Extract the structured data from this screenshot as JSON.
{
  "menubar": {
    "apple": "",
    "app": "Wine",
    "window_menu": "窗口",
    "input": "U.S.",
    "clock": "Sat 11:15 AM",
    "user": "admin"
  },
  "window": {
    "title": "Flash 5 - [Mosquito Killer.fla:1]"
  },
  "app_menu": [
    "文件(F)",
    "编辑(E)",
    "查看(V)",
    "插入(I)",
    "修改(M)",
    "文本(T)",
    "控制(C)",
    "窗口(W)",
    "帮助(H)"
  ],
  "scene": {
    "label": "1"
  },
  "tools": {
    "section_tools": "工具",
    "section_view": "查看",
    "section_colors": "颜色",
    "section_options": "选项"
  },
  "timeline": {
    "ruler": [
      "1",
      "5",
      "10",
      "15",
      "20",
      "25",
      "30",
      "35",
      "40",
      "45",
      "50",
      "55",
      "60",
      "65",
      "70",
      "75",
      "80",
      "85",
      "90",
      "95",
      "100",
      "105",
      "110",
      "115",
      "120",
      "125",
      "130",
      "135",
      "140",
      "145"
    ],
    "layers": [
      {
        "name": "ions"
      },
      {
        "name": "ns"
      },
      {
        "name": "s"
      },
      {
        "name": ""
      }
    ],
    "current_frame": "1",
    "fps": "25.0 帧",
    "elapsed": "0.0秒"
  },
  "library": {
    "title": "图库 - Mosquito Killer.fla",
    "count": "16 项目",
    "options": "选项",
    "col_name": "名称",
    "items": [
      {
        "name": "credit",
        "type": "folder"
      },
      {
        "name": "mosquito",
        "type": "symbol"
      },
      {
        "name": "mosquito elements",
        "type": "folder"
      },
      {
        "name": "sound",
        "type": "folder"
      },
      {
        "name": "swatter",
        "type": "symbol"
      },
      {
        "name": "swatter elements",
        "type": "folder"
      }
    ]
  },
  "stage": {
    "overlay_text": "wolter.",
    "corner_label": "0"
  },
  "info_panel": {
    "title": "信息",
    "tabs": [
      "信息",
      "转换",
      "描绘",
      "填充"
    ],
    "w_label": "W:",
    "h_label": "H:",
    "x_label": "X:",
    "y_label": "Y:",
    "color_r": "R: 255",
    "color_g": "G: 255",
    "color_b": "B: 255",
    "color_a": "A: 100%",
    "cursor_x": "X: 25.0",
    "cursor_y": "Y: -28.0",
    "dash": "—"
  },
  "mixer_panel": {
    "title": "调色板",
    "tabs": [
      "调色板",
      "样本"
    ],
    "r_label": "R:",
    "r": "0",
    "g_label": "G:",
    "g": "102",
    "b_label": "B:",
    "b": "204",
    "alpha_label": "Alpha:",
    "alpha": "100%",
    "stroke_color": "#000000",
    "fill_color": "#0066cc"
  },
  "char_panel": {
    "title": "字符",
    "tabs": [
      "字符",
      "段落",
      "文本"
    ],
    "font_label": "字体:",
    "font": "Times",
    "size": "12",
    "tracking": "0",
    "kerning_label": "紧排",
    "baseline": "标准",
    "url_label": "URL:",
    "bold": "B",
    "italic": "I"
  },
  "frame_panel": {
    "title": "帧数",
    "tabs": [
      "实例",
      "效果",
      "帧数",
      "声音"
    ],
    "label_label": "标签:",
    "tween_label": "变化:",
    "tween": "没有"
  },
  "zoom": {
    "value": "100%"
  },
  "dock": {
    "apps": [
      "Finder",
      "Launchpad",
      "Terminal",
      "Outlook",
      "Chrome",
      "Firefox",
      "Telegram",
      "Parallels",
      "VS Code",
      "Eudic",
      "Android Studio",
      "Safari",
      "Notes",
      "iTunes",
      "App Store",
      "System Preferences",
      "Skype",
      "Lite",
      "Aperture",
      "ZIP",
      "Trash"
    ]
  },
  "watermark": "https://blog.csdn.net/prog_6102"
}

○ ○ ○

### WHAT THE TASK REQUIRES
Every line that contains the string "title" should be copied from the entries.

### YOUR SOLUTION
    "title": "Flash 5 - [Mosquito Killer.fla:1]"
    "title": "图库 - Mosquito Killer.fla",
    "title": "信息",
    "title": "调色板",
    "title": "字符",
    "title": "帧数",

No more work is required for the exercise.